#### [Aim of the task]
Write out the records beneath this line exactly as they appear, minus any images.

#### [Records supplied]
○ ○ ○ ○ ○

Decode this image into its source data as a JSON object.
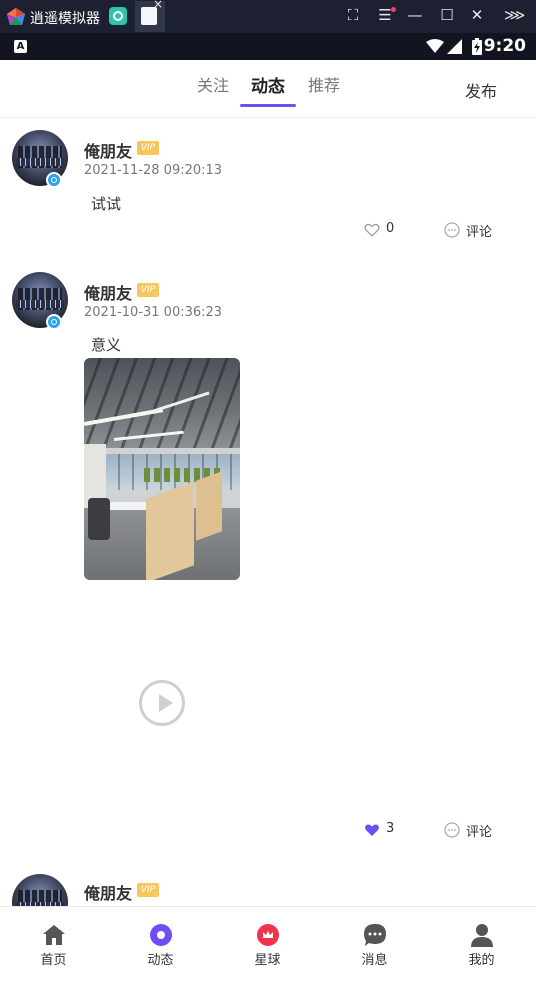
{
  "emulator": {
    "title": "逍遥模拟器",
    "controls": [
      "⛶",
      "☰",
      "—",
      "☐",
      "✕",
      "⋙"
    ]
  },
  "status_bar": {
    "time": "9:20",
    "icons": [
      "wifi-icon",
      "signal-icon",
      "battery-charging-icon"
    ]
  },
  "header": {
    "tabs": [
      {
        "label": "关注",
        "active": false
      },
      {
        "label": "动态",
        "active": true
      },
      {
        "label": "推荐",
        "active": false
      }
    ],
    "publish_label": "发布",
    "accent_color": "#6e4ef2"
  },
  "posts": [
    {
      "username": "俺朋友",
      "vip": "VIP",
      "timestamp": "2021-11-28 09:20:13",
      "content": "试试",
      "likes": "0",
      "liked": false,
      "comment_label": "评论"
    },
    {
      "username": "俺朋友",
      "vip": "VIP",
      "timestamp": "2021-10-31 00:36:23",
      "content": "意义",
      "has_image": true,
      "has_video": true,
      "likes": "3",
      "liked": true,
      "comment_label": "评论"
    },
    {
      "username": "俺朋友",
      "vip": "VIP"
    }
  ],
  "bottom_nav": [
    {
      "label": "首页",
      "icon": "home-icon",
      "active": false
    },
    {
      "label": "动态",
      "icon": "moments-icon",
      "active": true
    },
    {
      "label": "星球",
      "icon": "planet-icon",
      "active": false
    },
    {
      "label": "消息",
      "icon": "message-icon",
      "active": false
    },
    {
      "label": "我的",
      "icon": "profile-icon",
      "active": false
    }
  ]
}
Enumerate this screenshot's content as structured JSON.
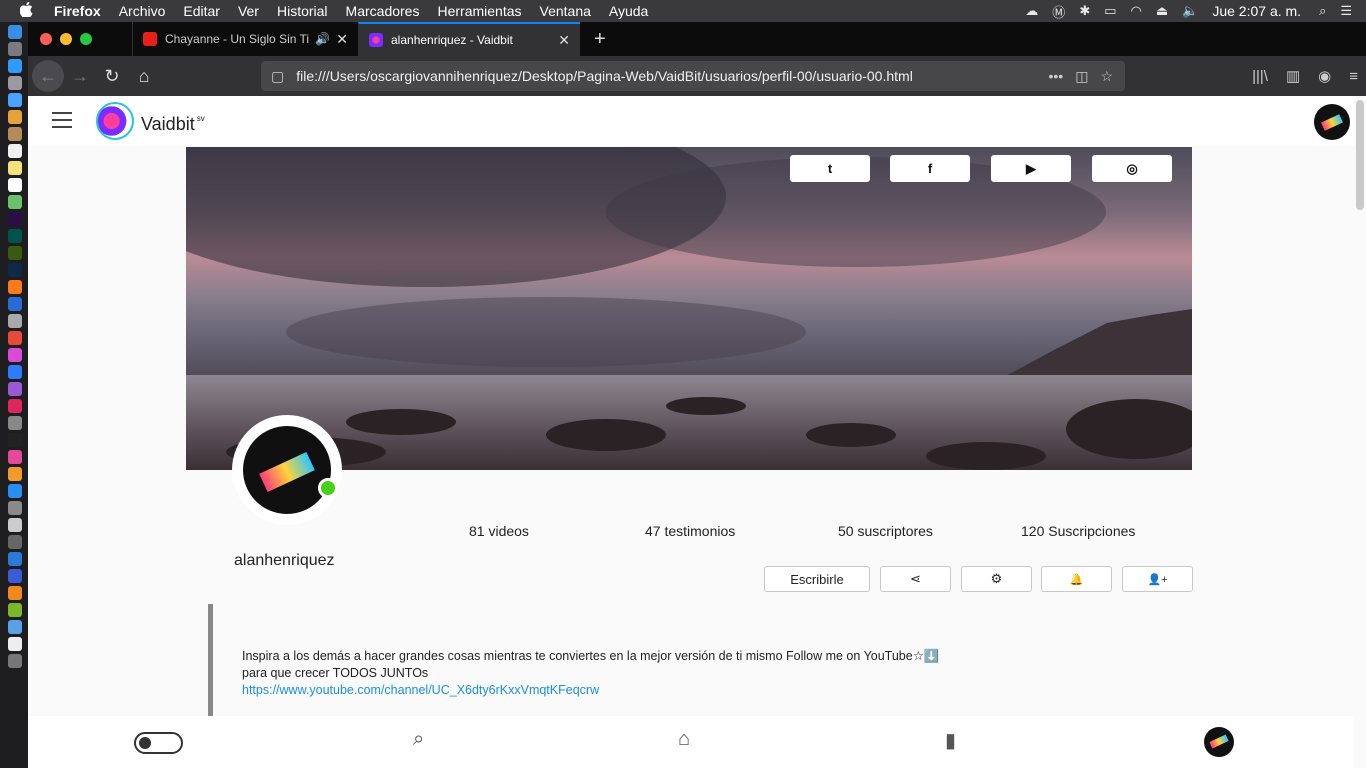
{
  "menubar": {
    "apple": "",
    "app": "Firefox",
    "items": [
      "Archivo",
      "Editar",
      "Ver",
      "Historial",
      "Marcadores",
      "Herramientas",
      "Ventana",
      "Ayuda"
    ],
    "clock": "Jue 2:07 a. m."
  },
  "tabs": [
    {
      "title": "Chayanne - Un Siglo Sin Ti (",
      "audio": "🔊",
      "close": "✕",
      "favicon_color": "#e62117"
    },
    {
      "title": "alanhenriquez - Vaidbit",
      "close": "✕",
      "favicon_color": "#8a2be2"
    }
  ],
  "newtab": "+",
  "navbar": {
    "back": "←",
    "forward": "→",
    "reload": "↻",
    "home": "⌂",
    "url": "file:///Users/oscargiovannihenriquez/Desktop/Pagina-Web/VaidBit/usuarios/perfil-00/usuario-00.html",
    "more": "•••",
    "pocket": "◫",
    "star": "☆",
    "library": "|||\\",
    "sidebar": "▥",
    "account": "◉",
    "menu": "≡"
  },
  "header": {
    "brand": "Vaidbit",
    "brand_sup": "sv"
  },
  "social": {
    "twitter": "t",
    "facebook": "f",
    "youtube": "▶",
    "instagram": "◎"
  },
  "profile": {
    "username": "alanhenriquez",
    "stats": [
      "81 videos",
      "47 testimonios",
      "50 suscriptores",
      "120 Suscripciones"
    ]
  },
  "actions": {
    "write": "Escribirle",
    "share": "⋖",
    "settings": "⚙",
    "notify": "🔔",
    "follow": "👤+"
  },
  "bio": {
    "text": "Inspira a los demás a hacer grandes cosas mientras te conviertes en la mejor versión de ti mismo Follow me on YouTube☆⬇️ para que crecer TODOS JUNTOs",
    "link": "https://www.youtube.com/channel/UC_X6dty6rKxxVmqtKFeqcrw"
  },
  "bottom": {
    "search": "⌕",
    "home": "⌂",
    "library": "▮"
  },
  "colors": {
    "accent": "#0a84ff",
    "online": "#46d016",
    "link": "#1a8fe0"
  }
}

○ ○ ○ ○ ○

#### [Output of the task]
Decode this image into its source data as a JSON object.
{
  "emulator": {
    "title": "逍遥模拟器",
    "controls": [
      "⛶",
      "☰",
      "—",
      "☐",
      "✕",
      "⋙"
    ]
  },
  "status_bar": {
    "time": "9:20",
    "icons": [
      "wifi-icon",
      "signal-icon",
      "battery-charging-icon"
    ]
  },
  "header": {
    "tabs": [
      {
        "label": "关注",
        "active": false
      },
      {
        "label": "动态",
        "active": true
      },
      {
        "label": "推荐",
        "active": false
      }
    ],
    "publish_label": "发布",
    "accent_color": "#6e4ef2"
  },
  "posts": [
    {
      "username": "俺朋友",
      "vip": "VIP",
      "timestamp": "2021-11-28 09:20:13",
      "content": "试试",
      "likes": "0",
      "liked": false,
      "comment_label": "评论"
    },
    {
      "username": "俺朋友",
      "vip": "VIP",
      "timestamp": "2021-10-31 00:36:23",
      "content": "意义",
      "has_image": true,
      "has_video": true,
      "likes": "3",
      "liked": true,
      "comment_label": "评论"
    },
    {
      "username": "俺朋友",
      "vip": "VIP"
    }
  ],
  "bottom_nav": [
    {
      "label": "首页",
      "icon": "home-icon",
      "active": false
    },
    {
      "label": "动态",
      "icon": "moments-icon",
      "active": true
    },
    {
      "label": "星球",
      "icon": "planet-icon",
      "active": false
    },
    {
      "label": "消息",
      "icon": "message-icon",
      "active": false
    },
    {
      "label": "我的",
      "icon": "profile-icon",
      "active": false
    }
  ]
}
Enumerate this screenshot's content as structured JSON.
{
  "menubar": {
    "apple": "",
    "app": "Firefox",
    "items": [
      "Archivo",
      "Editar",
      "Ver",
      "Historial",
      "Marcadores",
      "Herramientas",
      "Ventana",
      "Ayuda"
    ],
    "clock": "Jue 2:07 a. m."
  },
  "tabs": [
    {
      "title": "Chayanne - Un Siglo Sin Ti (",
      "audio": "🔊",
      "close": "✕",
      "favicon_color": "#e62117"
    },
    {
      "title": "alanhenriquez - Vaidbit",
      "close": "✕",
      "favicon_color": "#8a2be2"
    }
  ],
  "newtab": "+",
  "navbar": {
    "back": "←",
    "forward": "→",
    "reload": "↻",
    "home": "⌂",
    "url": "file:///Users/oscargiovannihenriquez/Desktop/Pagina-Web/VaidBit/usuarios/perfil-00/usuario-00.html",
    "more": "•••",
    "pocket": "◫",
    "star": "☆",
    "library": "|||\\",
    "sidebar": "▥",
    "account": "◉",
    "menu": "≡"
  },
  "header": {
    "brand": "Vaidbit",
    "brand_sup": "sv"
  },
  "social": {
    "twitter": "t",
    "facebook": "f",
    "youtube": "▶",
    "instagram": "◎"
  },
  "profile": {
    "username": "alanhenriquez",
    "stats": [
      "81 videos",
      "47 testimonios",
      "50 suscriptores",
      "120 Suscripciones"
    ]
  },
  "actions": {
    "write": "Escribirle",
    "share": "⋖",
    "settings": "⚙",
    "notify": "🔔",
    "follow": "👤+"
  },
  "bio": {
    "text": "Inspira a los demás a hacer grandes cosas mientras te conviertes en la mejor versión de ti mismo Follow me on YouTube☆⬇️ para que crecer TODOS JUNTOs",
    "link": "https://www.youtube.com/channel/UC_X6dty6rKxxVmqtKFeqcrw"
  },
  "bottom": {
    "search": "⌕",
    "home": "⌂",
    "library": "▮"
  },
  "colors": {
    "accent": "#0a84ff",
    "online": "#46d016",
    "link": "#1a8fe0"
  }
}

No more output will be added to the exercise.